Given data:
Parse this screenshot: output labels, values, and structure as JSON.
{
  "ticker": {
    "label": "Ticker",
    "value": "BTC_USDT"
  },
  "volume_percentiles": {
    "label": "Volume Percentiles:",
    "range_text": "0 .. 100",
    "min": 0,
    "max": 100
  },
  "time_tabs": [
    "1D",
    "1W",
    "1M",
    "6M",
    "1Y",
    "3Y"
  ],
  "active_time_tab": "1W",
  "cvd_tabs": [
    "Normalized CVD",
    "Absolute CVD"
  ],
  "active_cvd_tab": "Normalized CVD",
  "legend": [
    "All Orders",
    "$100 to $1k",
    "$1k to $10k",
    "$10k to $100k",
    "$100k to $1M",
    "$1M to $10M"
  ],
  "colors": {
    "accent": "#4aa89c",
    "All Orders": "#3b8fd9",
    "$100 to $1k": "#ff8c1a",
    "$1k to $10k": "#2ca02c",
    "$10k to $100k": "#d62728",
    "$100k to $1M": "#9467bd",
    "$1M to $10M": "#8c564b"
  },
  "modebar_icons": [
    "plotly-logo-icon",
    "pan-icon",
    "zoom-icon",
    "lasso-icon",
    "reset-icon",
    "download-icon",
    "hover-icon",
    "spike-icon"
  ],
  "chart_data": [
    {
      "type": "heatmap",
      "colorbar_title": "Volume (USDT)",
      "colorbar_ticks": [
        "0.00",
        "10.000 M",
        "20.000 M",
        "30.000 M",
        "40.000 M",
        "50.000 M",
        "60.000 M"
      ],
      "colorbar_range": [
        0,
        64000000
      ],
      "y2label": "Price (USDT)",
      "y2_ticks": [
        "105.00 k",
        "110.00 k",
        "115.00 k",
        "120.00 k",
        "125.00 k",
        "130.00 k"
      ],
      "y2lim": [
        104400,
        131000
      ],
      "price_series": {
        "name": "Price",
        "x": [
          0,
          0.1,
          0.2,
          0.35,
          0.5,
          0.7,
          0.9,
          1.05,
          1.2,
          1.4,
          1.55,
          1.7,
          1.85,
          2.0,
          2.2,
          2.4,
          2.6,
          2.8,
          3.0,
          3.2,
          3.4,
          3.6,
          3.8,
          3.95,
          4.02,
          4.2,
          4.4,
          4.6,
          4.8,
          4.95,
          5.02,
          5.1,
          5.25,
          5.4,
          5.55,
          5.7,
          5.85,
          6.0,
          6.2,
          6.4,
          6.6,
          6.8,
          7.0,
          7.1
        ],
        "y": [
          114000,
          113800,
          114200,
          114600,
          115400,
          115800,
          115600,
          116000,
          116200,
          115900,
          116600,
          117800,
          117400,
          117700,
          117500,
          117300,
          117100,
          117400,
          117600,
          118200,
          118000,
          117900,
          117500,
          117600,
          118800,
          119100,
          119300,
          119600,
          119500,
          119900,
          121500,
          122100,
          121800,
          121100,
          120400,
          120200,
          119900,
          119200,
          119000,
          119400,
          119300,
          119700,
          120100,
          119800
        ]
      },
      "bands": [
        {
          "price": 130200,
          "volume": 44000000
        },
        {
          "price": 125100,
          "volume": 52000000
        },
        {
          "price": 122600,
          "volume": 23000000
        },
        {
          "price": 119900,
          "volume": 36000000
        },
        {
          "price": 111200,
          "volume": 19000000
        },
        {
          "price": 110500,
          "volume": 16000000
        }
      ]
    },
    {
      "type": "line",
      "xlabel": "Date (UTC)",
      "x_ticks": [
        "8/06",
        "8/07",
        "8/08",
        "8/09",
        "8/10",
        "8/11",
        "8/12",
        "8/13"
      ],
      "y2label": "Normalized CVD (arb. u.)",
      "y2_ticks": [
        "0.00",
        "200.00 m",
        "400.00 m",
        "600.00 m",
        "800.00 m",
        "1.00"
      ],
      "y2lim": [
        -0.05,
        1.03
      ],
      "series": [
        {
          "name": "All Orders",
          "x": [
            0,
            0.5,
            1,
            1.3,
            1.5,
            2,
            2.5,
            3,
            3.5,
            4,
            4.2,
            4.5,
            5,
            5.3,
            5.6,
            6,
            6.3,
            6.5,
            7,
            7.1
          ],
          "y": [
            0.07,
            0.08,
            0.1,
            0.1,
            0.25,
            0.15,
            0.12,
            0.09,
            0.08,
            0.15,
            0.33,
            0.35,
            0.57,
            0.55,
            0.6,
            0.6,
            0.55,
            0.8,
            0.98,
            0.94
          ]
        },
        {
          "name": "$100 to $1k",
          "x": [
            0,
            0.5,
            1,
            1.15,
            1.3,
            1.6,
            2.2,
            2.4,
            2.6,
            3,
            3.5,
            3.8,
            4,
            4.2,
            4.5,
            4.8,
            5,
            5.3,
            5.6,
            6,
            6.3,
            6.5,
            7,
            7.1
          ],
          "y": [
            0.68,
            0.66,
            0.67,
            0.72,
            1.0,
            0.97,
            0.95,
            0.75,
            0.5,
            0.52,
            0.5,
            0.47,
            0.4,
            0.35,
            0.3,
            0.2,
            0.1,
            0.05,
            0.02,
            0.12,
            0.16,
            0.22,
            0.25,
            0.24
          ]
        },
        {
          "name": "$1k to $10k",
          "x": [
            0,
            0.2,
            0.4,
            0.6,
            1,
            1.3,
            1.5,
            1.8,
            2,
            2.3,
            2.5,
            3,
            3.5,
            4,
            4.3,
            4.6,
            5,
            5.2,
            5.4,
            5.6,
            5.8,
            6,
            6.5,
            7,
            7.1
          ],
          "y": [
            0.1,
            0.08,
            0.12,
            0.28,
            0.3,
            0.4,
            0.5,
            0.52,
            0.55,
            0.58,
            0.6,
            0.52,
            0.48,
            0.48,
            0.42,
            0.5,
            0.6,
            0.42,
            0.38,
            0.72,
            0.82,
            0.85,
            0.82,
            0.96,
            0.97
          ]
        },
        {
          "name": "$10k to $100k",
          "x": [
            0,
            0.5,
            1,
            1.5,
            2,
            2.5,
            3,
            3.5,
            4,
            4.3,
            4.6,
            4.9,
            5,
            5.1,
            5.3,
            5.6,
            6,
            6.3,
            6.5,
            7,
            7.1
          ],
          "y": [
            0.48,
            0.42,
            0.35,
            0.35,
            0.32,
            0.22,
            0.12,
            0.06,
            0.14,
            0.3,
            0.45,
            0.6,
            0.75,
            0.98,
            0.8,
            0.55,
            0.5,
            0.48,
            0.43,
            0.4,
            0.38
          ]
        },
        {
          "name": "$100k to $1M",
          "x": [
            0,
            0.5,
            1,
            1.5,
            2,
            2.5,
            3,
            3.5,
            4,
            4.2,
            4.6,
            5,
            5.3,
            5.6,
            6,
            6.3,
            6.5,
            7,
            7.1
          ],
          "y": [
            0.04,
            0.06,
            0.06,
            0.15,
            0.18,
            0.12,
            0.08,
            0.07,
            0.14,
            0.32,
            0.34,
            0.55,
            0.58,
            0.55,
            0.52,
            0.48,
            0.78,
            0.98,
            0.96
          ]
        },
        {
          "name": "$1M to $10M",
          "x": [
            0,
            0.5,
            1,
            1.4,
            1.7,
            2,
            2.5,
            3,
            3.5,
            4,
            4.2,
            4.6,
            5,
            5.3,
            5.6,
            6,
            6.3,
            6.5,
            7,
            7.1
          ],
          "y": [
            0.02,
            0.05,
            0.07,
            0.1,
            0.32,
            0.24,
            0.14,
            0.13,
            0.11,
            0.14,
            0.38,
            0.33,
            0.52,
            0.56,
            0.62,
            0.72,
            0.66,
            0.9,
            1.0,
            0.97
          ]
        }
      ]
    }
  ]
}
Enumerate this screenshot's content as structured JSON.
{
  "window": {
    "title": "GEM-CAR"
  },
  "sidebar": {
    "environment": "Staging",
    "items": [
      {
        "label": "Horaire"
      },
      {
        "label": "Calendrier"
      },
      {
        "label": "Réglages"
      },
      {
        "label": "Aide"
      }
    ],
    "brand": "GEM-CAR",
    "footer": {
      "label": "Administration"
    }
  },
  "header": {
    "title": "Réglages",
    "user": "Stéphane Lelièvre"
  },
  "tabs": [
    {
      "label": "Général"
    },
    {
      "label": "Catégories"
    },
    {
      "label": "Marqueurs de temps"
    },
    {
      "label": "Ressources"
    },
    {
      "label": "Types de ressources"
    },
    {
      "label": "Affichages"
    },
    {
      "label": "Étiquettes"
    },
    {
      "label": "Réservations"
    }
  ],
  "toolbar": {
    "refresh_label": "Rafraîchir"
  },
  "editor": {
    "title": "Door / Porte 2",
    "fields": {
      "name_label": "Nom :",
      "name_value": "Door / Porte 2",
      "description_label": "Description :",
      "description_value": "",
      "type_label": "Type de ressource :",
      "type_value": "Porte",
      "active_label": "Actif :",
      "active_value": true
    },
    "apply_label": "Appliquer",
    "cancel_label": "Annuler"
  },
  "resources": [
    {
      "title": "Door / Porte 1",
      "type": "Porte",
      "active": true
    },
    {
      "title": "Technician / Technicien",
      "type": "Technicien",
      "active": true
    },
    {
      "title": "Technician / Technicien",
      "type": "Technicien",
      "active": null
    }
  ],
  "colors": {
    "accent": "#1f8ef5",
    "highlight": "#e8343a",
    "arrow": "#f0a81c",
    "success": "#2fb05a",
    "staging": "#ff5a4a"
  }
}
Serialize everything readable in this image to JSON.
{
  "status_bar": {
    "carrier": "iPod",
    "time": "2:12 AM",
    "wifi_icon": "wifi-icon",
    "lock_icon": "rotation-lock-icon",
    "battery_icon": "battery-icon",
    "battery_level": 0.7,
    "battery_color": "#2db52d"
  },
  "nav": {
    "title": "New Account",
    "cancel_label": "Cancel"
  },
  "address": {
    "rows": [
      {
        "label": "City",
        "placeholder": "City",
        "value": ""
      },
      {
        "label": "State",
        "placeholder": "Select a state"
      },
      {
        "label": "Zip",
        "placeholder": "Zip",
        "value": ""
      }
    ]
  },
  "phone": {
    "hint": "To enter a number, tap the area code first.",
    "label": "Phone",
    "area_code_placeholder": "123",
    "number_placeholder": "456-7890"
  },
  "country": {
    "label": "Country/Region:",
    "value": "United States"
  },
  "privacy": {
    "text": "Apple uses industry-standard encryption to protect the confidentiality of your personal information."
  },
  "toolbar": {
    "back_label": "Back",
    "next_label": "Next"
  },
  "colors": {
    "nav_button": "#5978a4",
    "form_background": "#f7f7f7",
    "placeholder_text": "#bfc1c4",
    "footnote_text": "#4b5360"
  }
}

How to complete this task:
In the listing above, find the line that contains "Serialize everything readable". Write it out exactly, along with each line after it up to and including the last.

Written solution:
Serialize everything readable in this image to JSON.
{
  "status_bar": {
    "carrier": "iPod",
    "time": "2:12 AM",
    "wifi_icon": "wifi-icon",
    "lock_icon": "rotation-lock-icon",
    "battery_icon": "battery-icon",
    "battery_level": 0.7,
    "battery_color": "#2db52d"
  },
  "nav": {
    "title": "New Account",
    "cancel_label": "Cancel"
  },
  "address": {
    "rows": [
      {
        "label": "City",
        "placeholder": "City",
        "value": ""
      },
      {
        "label": "State",
        "placeholder": "Select a state"
      },
      {
        "label": "Zip",
        "placeholder": "Zip",
        "value": ""
      }
    ]
  },
  "phone": {
    "hint": "To enter a number, tap the area code first.",
    "label": "Phone",
    "area_code_placeholder": "123",
    "number_placeholder": "456-7890"
  },
  "country": {
    "label": "Country/Region:",
    "value": "United States"
  },
  "privacy": {
    "text": "Apple uses industry-standard encryption to protect the confidentiality of your personal information."
  },
  "toolbar": {
    "back_label": "Back",
    "next_label": "Next"
  },
  "colors": {
    "nav_button": "#5978a4",
    "form_background": "#f7f7f7",
    "placeholder_text": "#bfc1c4",
    "footnote_text": "#4b5360"
  }
}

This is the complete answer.